I'm trying to come up with some ideas for furniture feet on sink bases. I am trying to avoid short grain to long grain scenarios because the short grain piece often seems to attract moisture and swell relative to adjacent elements. Can anybody suggest anything better than these?
From contributor F:
What exactly do you mean by "the short grain to long grain scenario"?
I can't see much difference between your "option 1" and "option 4" choices, but if it were me, I would go with options 2, 3, or 5, since the arched base really adds design punch to this simply-constructed piece. Don't worry about the wide base pieces swelling - just attach them in a way that they can swell or shrink freely. They are against the floor, and won't open up a crack which will be noticeable from a typical line of sight.
The carcass sits atop the frame and panel and is equal in dimension to the frame minus the thickness of the foot. A trim molding such as an ogee is then mitered and applied to the top of the foot and against the carcass front and sides. Another nice design element would be ogee bracket feet. These would take more time than the typical scroll sawn designs.
As others have noted, the choice of furniture foot need to be appropriate to the style of work. For the most part my work has a classic/contemporary bent to it, bordering on Shaker or Craftsman style. The majority of it is kitchen cabinetry.

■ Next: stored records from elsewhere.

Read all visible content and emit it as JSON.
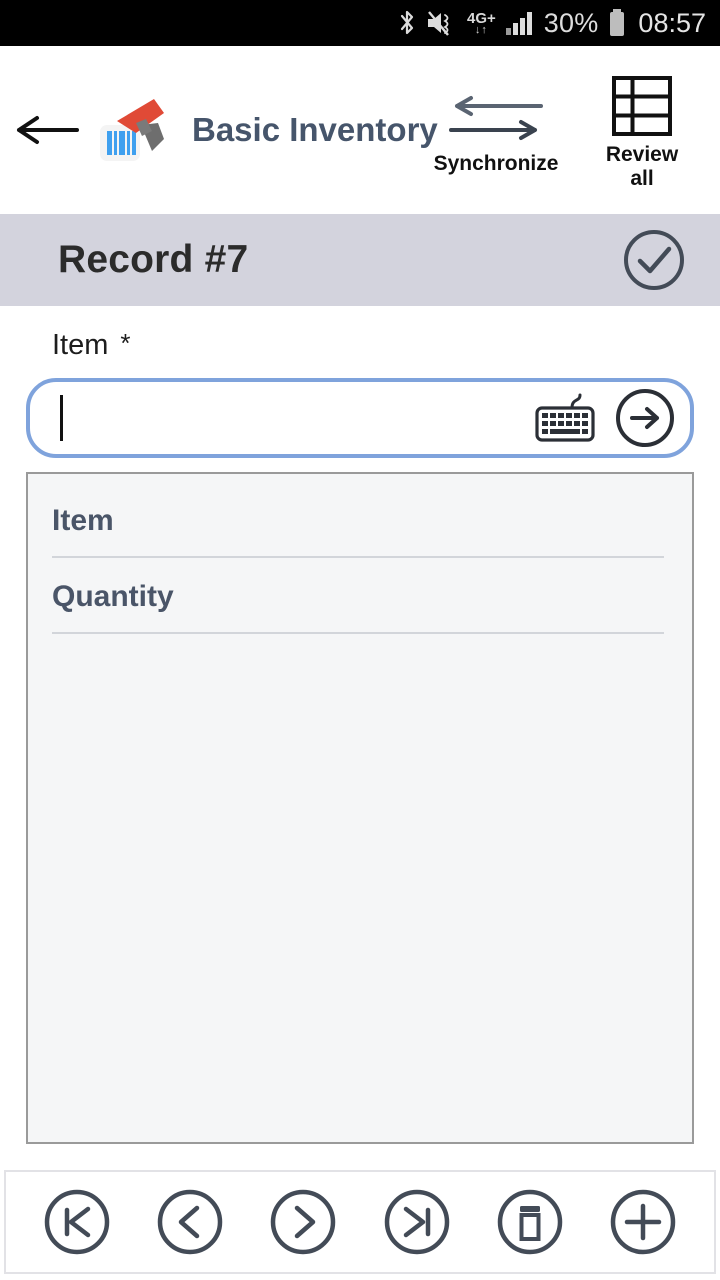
{
  "status_bar": {
    "bluetooth_icon": "bluetooth-icon",
    "mute_icon": "volume-mute-icon",
    "network_label": "4G+",
    "network_arrows": "↓↑",
    "signal_icon": "signal-bars-icon",
    "battery_percent": "30%",
    "battery_icon": "battery-icon",
    "time": "08:57"
  },
  "app_bar": {
    "back_icon": "arrow-left-icon",
    "logo_icon": "barcode-scanner-icon",
    "title": "Basic Inventory",
    "actions": [
      {
        "label": "Synchronize",
        "icon": "sync-arrows-icon"
      },
      {
        "label": "Review\nall",
        "label_line1": "Review",
        "label_line2": "all",
        "icon": "table-grid-icon"
      }
    ]
  },
  "record_bar": {
    "title": "Record #7",
    "confirm_icon": "check-circle-icon"
  },
  "form": {
    "scan_field": {
      "label": "Item",
      "required_marker": "*",
      "value": "",
      "placeholder": "",
      "keyboard_icon": "keyboard-icon",
      "submit_icon": "arrow-right-circle-icon"
    },
    "fields": [
      {
        "label": "Item",
        "value": ""
      },
      {
        "label": "Quantity",
        "value": ""
      }
    ]
  },
  "bottom_bar": {
    "buttons": [
      {
        "name": "first-record-button",
        "icon": "skip-to-start-icon"
      },
      {
        "name": "previous-record-button",
        "icon": "chevron-left-icon"
      },
      {
        "name": "next-record-button",
        "icon": "chevron-right-icon"
      },
      {
        "name": "last-record-button",
        "icon": "skip-to-end-icon"
      },
      {
        "name": "delete-record-button",
        "icon": "trash-icon"
      },
      {
        "name": "add-record-button",
        "icon": "plus-icon"
      }
    ]
  },
  "colors": {
    "accent_blue": "#7fa3dc",
    "header_lavender": "#d3d3dd",
    "slate": "#4a5568",
    "title_blue": "#46556b",
    "scanner_red": "#e04a36",
    "barcode_blue": "#3fa0ef"
  }
}
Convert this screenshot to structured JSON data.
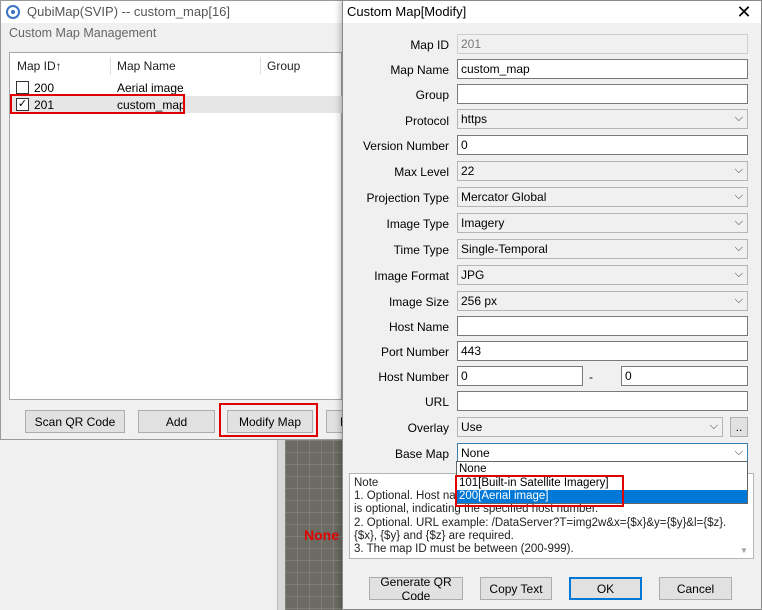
{
  "background": {
    "none_label": "None"
  },
  "main_window": {
    "title": "QubiMap(SVIP) -- custom_map[16]",
    "section_label": "Custom Map Management",
    "columns": [
      "Map ID↑",
      "Map Name",
      "Group"
    ],
    "rows": [
      {
        "id": "200",
        "name": "Aerial image",
        "checked": false
      },
      {
        "id": "201",
        "name": "custom_map",
        "checked": true
      }
    ],
    "buttons": {
      "scan_qr": "Scan QR Code",
      "add": "Add",
      "modify": "Modify Map",
      "partial": "M"
    }
  },
  "dialog": {
    "title": "Custom Map[Modify]",
    "close_glyph": "✕",
    "fields": {
      "map_id": {
        "label": "Map ID",
        "value": "201"
      },
      "map_name": {
        "label": "Map Name",
        "value": "custom_map"
      },
      "group": {
        "label": "Group",
        "value": ""
      },
      "protocol": {
        "label": "Protocol",
        "value": "https"
      },
      "version_number": {
        "label": "Version Number",
        "value": "0"
      },
      "max_level": {
        "label": "Max Level",
        "value": "22"
      },
      "projection_type": {
        "label": "Projection Type",
        "value": "Mercator Global"
      },
      "image_type": {
        "label": "Image Type",
        "value": "Imagery"
      },
      "time_type": {
        "label": "Time Type",
        "value": "Single-Temporal"
      },
      "image_format": {
        "label": "Image Format",
        "value": "JPG"
      },
      "image_size": {
        "label": "Image Size",
        "value": "256 px"
      },
      "host_name": {
        "label": "Host Name",
        "value": ""
      },
      "port_number": {
        "label": "Port Number",
        "value": "443"
      },
      "host_number": {
        "label": "Host Number",
        "from": "0",
        "separator": "-",
        "to": "0"
      },
      "url": {
        "label": "URL",
        "value": ""
      },
      "overlay": {
        "label": "Overlay",
        "value": "Use",
        "more_button": ".."
      },
      "base_map": {
        "label": "Base Map",
        "value": "None"
      }
    },
    "base_map_options": [
      "None",
      "101[Built-in Satellite Imagery]",
      "200[Aerial image]"
    ],
    "base_map_highlighted": "200[Aerial image]",
    "note_lines": [
      "Note",
      "1. Optional. Host nam",
      "is optional, indicating the specified host number.",
      "2. Optional. URL example: /DataServer?T=img2w&x={$x}&y={$y}&l={$z}.",
      "{$x}, {$y} and {$z} are required.",
      "3. The map ID must be between (200-999)."
    ],
    "buttons": {
      "generate_qr": "Generate QR Code",
      "copy_text": "Copy Text",
      "ok": "OK",
      "cancel": "Cancel"
    }
  },
  "colors": {
    "highlight_red": "#e00000",
    "selection_blue": "#0078d7"
  }
}
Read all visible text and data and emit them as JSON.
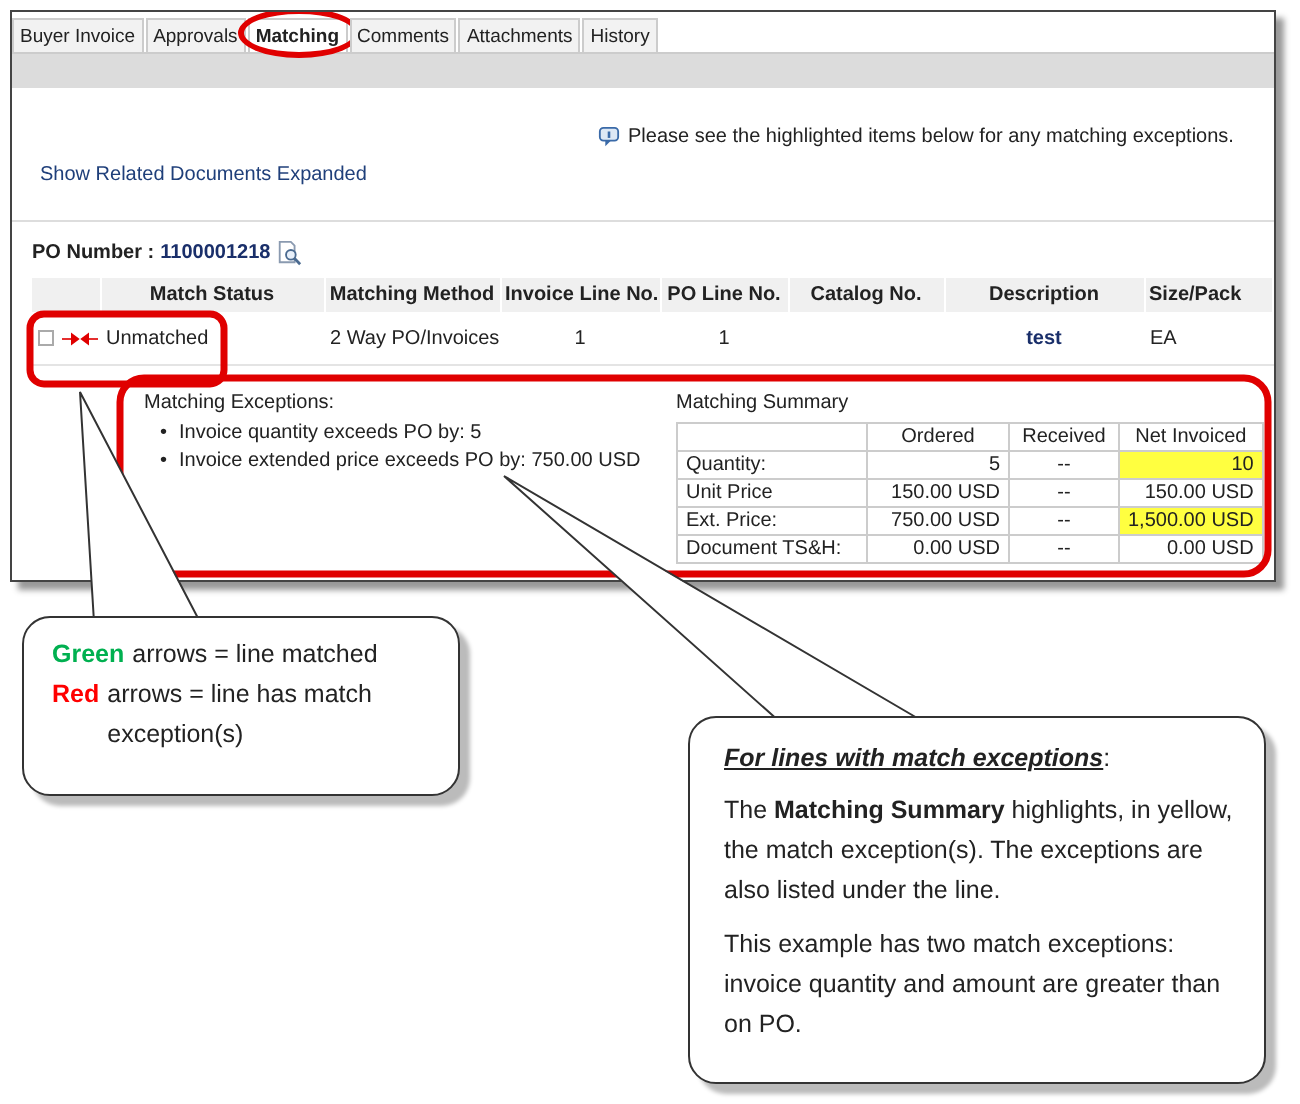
{
  "tabs": [
    {
      "label": "Buyer Invoice",
      "selected": false
    },
    {
      "label": "Approvals",
      "selected": false
    },
    {
      "label": "Matching",
      "selected": true
    },
    {
      "label": "Comments",
      "selected": false
    },
    {
      "label": "Attachments",
      "selected": false
    },
    {
      "label": "History",
      "selected": false
    }
  ],
  "notice": "Please see the highlighted items below for any matching exceptions.",
  "related_link": "Show Related Documents Expanded",
  "po": {
    "label": "PO Number :",
    "number": "1100001218"
  },
  "table": {
    "columns": [
      "Match Status",
      "Matching Method",
      "Invoice Line No.",
      "PO Line No.",
      "Catalog No.",
      "Description",
      "Size/Pack"
    ],
    "rows": [
      {
        "matched": false,
        "status": "Unmatched",
        "method": "2 Way PO/Invoices",
        "invoice_line": "1",
        "po_line": "1",
        "description": "test",
        "size_pack": "EA"
      }
    ]
  },
  "exceptions": {
    "title": "Matching Exceptions:",
    "items": [
      {
        "marker": "•",
        "text": "Invoice quantity exceeds PO by: 5"
      },
      {
        "marker": "•",
        "text": "Invoice extended price exceeds PO by: 750.00 USD"
      }
    ]
  },
  "summary": {
    "title": "Matching Summary",
    "columns": [
      "Ordered",
      "Received",
      "Net Invoiced"
    ],
    "rows": [
      {
        "label": "Quantity:",
        "cells": [
          {
            "text": "5",
            "highlighted": false
          },
          {
            "text": "--",
            "highlighted": false
          },
          {
            "text": "10",
            "highlighted": true
          }
        ]
      },
      {
        "label": "Unit Price",
        "cells": [
          {
            "text": "150.00 USD",
            "highlighted": false
          },
          {
            "text": "--",
            "highlighted": false
          },
          {
            "text": "150.00 USD",
            "highlighted": false
          }
        ]
      },
      {
        "label": "Ext. Price:",
        "cells": [
          {
            "text": "750.00 USD",
            "highlighted": false
          },
          {
            "text": "--",
            "highlighted": false
          },
          {
            "text": "1,500.00 USD",
            "highlighted": true
          }
        ]
      },
      {
        "label": "Document TS&H:",
        "cells": [
          {
            "text": "0.00 USD",
            "highlighted": false
          },
          {
            "text": "--",
            "highlighted": false
          },
          {
            "text": "0.00 USD",
            "highlighted": false
          }
        ]
      }
    ]
  },
  "legend": [
    {
      "key": "Green",
      "color": "#00b050",
      "text": "arrows = line matched"
    },
    {
      "key": "Red",
      "color": "#ff0000",
      "text": "arrows = line has match exception(s)"
    }
  ],
  "note": {
    "heading": "**For lines with match exceptions**:",
    "paragraphs": [
      "The **Matching Summary** highlights, in yellow, the match exception(s). The exceptions are also listed under the line.",
      "This example has two match exceptions: invoice quantity and amount are greater than on PO."
    ]
  }
}
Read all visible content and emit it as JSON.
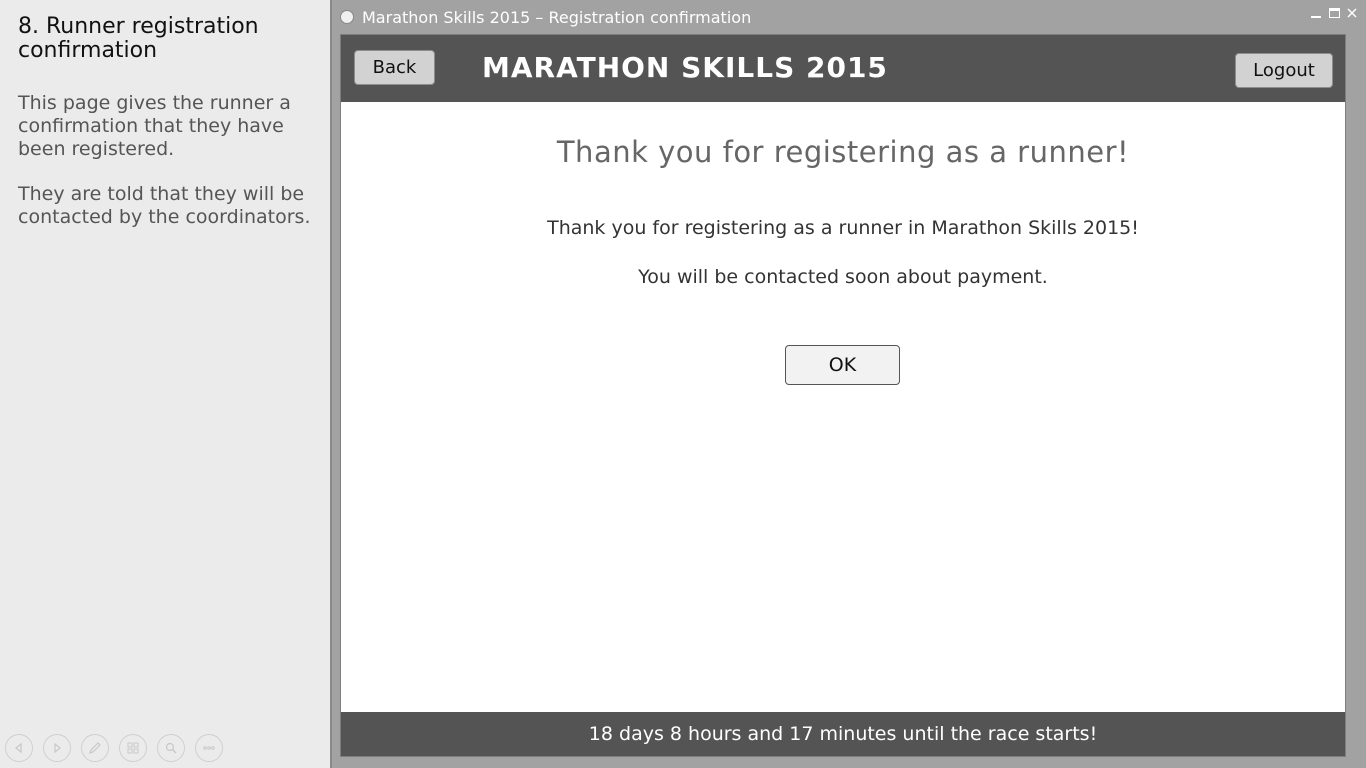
{
  "notes": {
    "title": "8. Runner registration confirmation",
    "paragraphs": [
      "This page gives the runner a confirmation that they have been registered.",
      "They are told that they will be contacted by the coordinators."
    ],
    "controls": [
      "previous-slide-icon",
      "next-slide-icon",
      "pen-icon",
      "slides-grid-icon",
      "zoom-icon",
      "more-options-icon"
    ]
  },
  "window": {
    "title": "Marathon Skills 2015 – Registration confirmation",
    "controls": [
      "minimize-icon",
      "maximize-icon",
      "close-icon"
    ]
  },
  "header": {
    "back_label": "Back",
    "app_title": "MARATHON SKILLS 2015",
    "logout_label": "Logout"
  },
  "main": {
    "headline": "Thank you for registering as a runner!",
    "line1": "Thank you for registering as a runner in Marathon Skills 2015!",
    "line2": "You will be contacted soon about payment.",
    "ok_label": "OK"
  },
  "footer": {
    "countdown": "18 days 8 hours and 17 minutes until the race starts!"
  },
  "colors": {
    "header_bg": "#545454",
    "footer_bg": "#545454",
    "window_chrome": "#a2a2a2",
    "notes_bg": "#ebebeb"
  }
}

Context adds a couple of other variables. The furniture feet typically land on an out of level floor and have to transition to other elements in the room that are not symmetrically placed. They also have to land on a budget. This budget has to also include getting a buy-in from the homeowner/designer, getting the crew to figure out how to make it, explaining it to the contractor who is really not the guy who's going to install it and then mopping it up because the painter smokes pot and loses one of them.